    Now I’m not sure of the particular route of this contact, but Georgina shortly went on to work with Wired UK regarding Silicon Roundabout. See this in August 2009:

    …and that somehow informed or became Wired’s Jan 2010 special on the area.

    Then – I believe because of BERG’s appearance in the Wired 100 and a focus on small, tech-focused businesses – I was asked to go to India with the new government at the end of July 2010.

    I was going to turn down the offer to go, but I was still beating the drum about small businesses and Silicon Roundabout. I figured it was an ignition problem: if we could “ignite” the area, then there would be more people, more services, more good chats, more community, etc. So I decided to accompany the delegation to India, and made it my sole task for the trip to ask the smartest people I could find for advice about how to ignite. I knew this was a rare chance to put the case for supporting the emerging cluster to people who could really help.

    Here’s what I said at the time on the BERG blog:

    “Of course being so close to government was good. David Cameron took a number of ministers, and there are particular issues close to my heart: how the Internet start-ups and small businesses in London can somehow ignite into a stronger community, and contribute to the recovery.

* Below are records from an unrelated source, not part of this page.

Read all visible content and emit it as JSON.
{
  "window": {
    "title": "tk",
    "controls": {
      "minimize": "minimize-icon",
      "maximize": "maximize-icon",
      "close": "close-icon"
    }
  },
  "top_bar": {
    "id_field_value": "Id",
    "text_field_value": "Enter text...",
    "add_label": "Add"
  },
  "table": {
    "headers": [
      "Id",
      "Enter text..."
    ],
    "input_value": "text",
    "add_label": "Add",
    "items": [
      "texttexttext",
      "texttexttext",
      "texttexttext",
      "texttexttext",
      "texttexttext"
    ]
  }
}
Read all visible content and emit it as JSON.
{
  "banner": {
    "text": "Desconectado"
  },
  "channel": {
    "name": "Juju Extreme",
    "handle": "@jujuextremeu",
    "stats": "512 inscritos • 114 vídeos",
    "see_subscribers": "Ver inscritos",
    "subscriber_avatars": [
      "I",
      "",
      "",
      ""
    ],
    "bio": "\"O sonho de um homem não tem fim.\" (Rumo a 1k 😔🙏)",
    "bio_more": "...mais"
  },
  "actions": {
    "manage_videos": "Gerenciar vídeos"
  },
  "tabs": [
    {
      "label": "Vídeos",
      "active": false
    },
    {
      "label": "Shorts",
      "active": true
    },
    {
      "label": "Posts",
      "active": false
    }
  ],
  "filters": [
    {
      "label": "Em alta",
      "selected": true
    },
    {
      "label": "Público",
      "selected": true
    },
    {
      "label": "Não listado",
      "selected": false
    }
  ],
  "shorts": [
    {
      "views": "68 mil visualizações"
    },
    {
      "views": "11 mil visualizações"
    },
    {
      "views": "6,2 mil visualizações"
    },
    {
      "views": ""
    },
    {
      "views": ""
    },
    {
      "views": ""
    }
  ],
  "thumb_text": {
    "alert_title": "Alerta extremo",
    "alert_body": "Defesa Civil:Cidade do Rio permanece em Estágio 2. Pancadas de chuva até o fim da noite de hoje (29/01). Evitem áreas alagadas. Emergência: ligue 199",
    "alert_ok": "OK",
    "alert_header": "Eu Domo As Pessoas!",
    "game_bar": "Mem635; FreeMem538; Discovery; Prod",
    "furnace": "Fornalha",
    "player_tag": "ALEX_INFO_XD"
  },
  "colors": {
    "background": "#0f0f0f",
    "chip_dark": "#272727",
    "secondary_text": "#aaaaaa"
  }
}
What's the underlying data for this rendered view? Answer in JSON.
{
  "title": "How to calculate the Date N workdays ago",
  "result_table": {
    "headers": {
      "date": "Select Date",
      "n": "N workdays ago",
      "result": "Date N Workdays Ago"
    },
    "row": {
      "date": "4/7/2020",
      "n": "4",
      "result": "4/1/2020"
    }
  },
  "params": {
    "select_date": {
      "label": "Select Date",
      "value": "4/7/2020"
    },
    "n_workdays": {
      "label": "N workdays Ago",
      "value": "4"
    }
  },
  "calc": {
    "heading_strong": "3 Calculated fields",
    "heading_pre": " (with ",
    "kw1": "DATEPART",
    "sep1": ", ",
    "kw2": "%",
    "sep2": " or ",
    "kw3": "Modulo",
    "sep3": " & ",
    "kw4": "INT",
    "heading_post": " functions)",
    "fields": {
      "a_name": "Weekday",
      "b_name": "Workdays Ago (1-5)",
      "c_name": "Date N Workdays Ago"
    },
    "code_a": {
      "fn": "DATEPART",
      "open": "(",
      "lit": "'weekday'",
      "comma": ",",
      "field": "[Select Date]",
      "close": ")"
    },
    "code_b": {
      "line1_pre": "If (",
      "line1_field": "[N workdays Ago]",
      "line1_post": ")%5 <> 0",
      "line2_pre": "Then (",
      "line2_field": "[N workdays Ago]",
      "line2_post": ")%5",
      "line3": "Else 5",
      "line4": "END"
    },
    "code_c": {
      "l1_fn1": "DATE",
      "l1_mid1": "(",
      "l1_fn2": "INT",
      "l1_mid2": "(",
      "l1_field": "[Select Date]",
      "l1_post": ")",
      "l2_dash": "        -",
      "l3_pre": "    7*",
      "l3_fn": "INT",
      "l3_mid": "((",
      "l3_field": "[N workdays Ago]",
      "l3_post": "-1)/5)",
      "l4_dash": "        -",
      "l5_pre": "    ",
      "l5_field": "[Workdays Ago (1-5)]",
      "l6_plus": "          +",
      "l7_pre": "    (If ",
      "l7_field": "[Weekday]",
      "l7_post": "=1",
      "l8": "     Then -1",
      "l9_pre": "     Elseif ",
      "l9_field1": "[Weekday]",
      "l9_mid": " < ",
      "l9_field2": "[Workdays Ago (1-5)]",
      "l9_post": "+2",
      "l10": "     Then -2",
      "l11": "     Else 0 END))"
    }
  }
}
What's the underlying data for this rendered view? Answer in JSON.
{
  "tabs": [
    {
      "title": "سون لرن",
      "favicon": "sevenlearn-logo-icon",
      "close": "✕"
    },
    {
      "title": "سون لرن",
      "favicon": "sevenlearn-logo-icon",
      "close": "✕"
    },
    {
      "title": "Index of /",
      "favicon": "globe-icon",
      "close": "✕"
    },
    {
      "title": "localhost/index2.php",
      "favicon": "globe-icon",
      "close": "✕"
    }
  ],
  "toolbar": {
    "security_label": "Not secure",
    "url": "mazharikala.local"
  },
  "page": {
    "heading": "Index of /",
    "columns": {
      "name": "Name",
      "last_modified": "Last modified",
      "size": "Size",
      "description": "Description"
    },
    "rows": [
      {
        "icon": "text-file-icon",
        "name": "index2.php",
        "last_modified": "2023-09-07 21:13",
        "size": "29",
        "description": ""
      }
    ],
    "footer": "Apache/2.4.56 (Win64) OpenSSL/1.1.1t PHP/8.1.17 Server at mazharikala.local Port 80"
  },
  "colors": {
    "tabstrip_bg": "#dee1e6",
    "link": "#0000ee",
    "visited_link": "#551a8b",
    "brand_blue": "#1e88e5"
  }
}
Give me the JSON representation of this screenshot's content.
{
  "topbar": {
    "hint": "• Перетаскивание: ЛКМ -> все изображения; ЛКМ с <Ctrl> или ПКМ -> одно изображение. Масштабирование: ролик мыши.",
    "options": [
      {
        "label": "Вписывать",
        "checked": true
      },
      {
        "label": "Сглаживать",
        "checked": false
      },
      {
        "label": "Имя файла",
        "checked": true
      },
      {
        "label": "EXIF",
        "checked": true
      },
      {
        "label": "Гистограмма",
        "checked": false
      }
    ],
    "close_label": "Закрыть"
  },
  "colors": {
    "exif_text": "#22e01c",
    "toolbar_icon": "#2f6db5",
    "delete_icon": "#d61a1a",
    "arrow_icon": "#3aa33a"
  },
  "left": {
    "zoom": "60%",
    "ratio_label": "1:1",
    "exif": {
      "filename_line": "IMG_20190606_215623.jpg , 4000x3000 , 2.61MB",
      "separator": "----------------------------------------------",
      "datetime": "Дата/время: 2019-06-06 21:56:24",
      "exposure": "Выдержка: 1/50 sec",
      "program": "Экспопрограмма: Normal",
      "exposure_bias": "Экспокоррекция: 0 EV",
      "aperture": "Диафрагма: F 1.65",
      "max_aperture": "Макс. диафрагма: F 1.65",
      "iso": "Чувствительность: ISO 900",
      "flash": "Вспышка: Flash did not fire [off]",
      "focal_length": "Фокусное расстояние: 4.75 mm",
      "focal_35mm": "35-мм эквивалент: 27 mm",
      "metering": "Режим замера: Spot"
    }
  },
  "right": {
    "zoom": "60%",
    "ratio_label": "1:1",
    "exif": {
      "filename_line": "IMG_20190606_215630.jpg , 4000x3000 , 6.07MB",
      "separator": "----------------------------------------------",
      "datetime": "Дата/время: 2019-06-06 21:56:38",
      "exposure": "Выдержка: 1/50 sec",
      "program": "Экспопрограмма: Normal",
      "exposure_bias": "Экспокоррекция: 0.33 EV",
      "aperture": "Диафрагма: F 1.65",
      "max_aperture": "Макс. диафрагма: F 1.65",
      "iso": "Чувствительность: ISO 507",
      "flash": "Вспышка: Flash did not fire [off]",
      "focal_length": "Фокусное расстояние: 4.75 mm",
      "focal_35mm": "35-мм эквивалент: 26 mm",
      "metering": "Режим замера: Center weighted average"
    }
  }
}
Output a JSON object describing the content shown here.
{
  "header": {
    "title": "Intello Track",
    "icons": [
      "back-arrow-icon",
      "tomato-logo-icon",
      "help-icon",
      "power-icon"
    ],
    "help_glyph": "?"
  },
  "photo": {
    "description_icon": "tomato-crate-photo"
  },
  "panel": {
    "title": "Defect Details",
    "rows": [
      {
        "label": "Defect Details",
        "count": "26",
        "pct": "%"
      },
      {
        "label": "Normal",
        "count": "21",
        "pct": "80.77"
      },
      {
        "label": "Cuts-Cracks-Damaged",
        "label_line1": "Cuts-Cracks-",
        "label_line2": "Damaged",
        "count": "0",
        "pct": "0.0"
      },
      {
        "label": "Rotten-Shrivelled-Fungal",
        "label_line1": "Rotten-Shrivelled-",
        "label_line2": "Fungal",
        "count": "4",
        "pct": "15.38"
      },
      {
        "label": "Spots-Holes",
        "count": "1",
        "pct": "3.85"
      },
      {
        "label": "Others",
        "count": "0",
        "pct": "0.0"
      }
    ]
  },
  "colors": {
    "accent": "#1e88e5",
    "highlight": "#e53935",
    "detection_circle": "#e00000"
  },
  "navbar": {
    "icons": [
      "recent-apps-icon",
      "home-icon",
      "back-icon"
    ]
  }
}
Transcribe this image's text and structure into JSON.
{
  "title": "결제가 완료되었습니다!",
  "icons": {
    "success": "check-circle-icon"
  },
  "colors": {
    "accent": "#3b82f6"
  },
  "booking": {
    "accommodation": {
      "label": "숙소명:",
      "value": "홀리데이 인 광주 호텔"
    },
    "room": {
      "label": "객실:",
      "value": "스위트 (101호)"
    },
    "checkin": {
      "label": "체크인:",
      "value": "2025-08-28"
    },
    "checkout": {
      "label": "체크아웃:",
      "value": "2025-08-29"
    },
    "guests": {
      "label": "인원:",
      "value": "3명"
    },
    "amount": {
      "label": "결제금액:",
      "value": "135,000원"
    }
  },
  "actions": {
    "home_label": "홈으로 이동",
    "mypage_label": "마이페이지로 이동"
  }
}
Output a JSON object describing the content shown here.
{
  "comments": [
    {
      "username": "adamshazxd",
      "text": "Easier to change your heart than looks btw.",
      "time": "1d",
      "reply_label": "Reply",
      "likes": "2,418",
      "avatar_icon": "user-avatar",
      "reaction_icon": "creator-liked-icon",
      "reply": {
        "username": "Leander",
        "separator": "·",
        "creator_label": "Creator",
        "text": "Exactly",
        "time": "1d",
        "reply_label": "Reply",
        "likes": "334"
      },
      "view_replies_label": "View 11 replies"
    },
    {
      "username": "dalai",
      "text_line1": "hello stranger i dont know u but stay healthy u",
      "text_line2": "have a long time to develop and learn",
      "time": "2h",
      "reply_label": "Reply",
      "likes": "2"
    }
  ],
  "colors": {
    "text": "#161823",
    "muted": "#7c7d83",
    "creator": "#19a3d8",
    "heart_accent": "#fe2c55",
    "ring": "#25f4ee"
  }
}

I asked for thoughts and advice, and I’ve come back with a few ideas about what could help there.”

    And what actually happened was written up briefly in Wired some months later:

    I spoke with both Rohan Silva and David Willetts — Rohan mainly. I believe I cited both the Jan 2010 Wired article as validation, and the research Georgina had done as a framing of the “ignition” problem. “I remember someone (Willetts I think?) saying that government had three levers for effecting change – legislation, taxation, and attention – and we agreed that attention was the best thing that could be brought to the area.

    And four months later in November 2010 the government announced the Tech City initiative with Cameron making a visit to Brick Lane — Rohan’s baby I understand, very smart cookie that one. And what happened in those four months is of course invisible to me, the initiative involved UKTI, the Olympic Legacy project, and the Mayor’s office too. Remarkable stuff.

    Two years on, I regard the Tech City project as a success. The community of knowledge is excellent – much better than it has ever been – and there are start-up specific services (like lawyers, VCs, etc) in the area, things that were hard to come by before. I wish there was more emphasis on getting into universities and demonstrating to students how they can create their own jobs, and that Silicon Roundabout is a community that can support that, and I wish more acknowledgement and support was given to London’s very special design colleges and heritage – which have created and continue to feed the strong creative history of east London – and I’ll continue to make those points whenever I get a chance.